Dear Artists, this is for us: who struggle with the source of our life and work, and the final validation of the worth of our life's work; who struggle for means to eat and for our reputation; who struggle to provide for our loved ones; who struggle to stay true. And because the cost is so high, this is for those who find that our provision for the journey is Jesus. Who has strength and faith to recognize that nothing about us is our own? That all ought to be offered openhandedly back to God from whence it came? Better the wounds that lead to life than the stagnancy of sin that bears only death. The cost of knowing Christ is high, but the provision is sure! "Did I not tell you that if you believed you would see the glory of God?" "Lazarus, come forth!"

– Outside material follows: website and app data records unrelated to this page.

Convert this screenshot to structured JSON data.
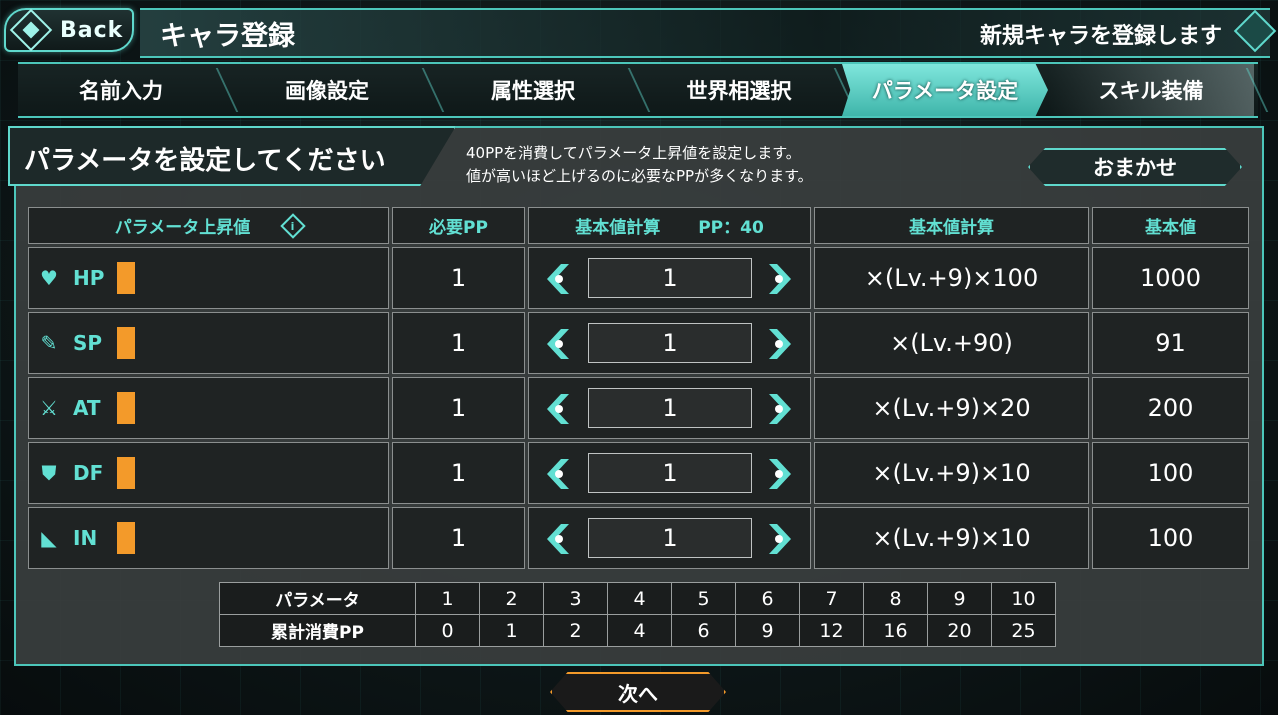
{
  "header": {
    "back_label": "Back",
    "title": "キャラ登録",
    "subtitle": "新規キャラを登録します"
  },
  "steps": [
    {
      "label": "名前入力",
      "active": false
    },
    {
      "label": "画像設定",
      "active": false
    },
    {
      "label": "属性選択",
      "active": false
    },
    {
      "label": "世界相選択",
      "active": false
    },
    {
      "label": "パラメータ設定",
      "active": true
    },
    {
      "label": "スキル装備",
      "active": false
    }
  ],
  "instruction": {
    "title": "パラメータを設定してください",
    "line1": "40PPを消費してパラメータ上昇値を設定します。",
    "line2": "値が高いほど上げるのに必要なPPが多くなります。",
    "auto_label": "おまかせ"
  },
  "table": {
    "headers": {
      "param": "パラメータ上昇値",
      "required": "必要PP",
      "calc_input": "基本値計算",
      "pp_remaining": "PP：40",
      "formula": "基本値計算",
      "base": "基本値"
    },
    "rows": [
      {
        "icon": "heart-icon",
        "stat": "HP",
        "required": "1",
        "value": "1",
        "formula": "×(Lv.+9)×100",
        "base": "1000",
        "bar_level": 0.1
      },
      {
        "icon": "sp-icon",
        "stat": "SP",
        "required": "1",
        "value": "1",
        "formula": "×(Lv.+90)",
        "base": "91",
        "bar_level": 0.1
      },
      {
        "icon": "sword-icon",
        "stat": "AT",
        "required": "1",
        "value": "1",
        "formula": "×(Lv.+9)×20",
        "base": "200",
        "bar_level": 0.1
      },
      {
        "icon": "shield-icon",
        "stat": "DF",
        "required": "1",
        "value": "1",
        "formula": "×(Lv.+9)×10",
        "base": "100",
        "bar_level": 0.1
      },
      {
        "icon": "boot-icon",
        "stat": "IN",
        "required": "1",
        "value": "1",
        "formula": "×(Lv.+9)×10",
        "base": "100",
        "bar_level": 0.1
      }
    ]
  },
  "cost_table": {
    "row1_label": "パラメータ",
    "row2_label": "累計消費PP",
    "params": [
      "1",
      "2",
      "3",
      "4",
      "5",
      "6",
      "7",
      "8",
      "9",
      "10"
    ],
    "costs": [
      "0",
      "1",
      "2",
      "4",
      "6",
      "9",
      "12",
      "16",
      "20",
      "25"
    ]
  },
  "next_label": "次へ",
  "colors": {
    "accent": "#5fd8cc",
    "label_teal": "#62e0d3",
    "bar_orange": "#f39a2a",
    "panel": "#3a3e3e"
  }
}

Adrian Johnston can be contacted at: firstname.lastname@example.org and www.kmov.org
The artwork used on www.thegaiusproject.org is a grace to us from God through the hand and wrestlings of Adrian Johnston.
© 2007 The Gaius Project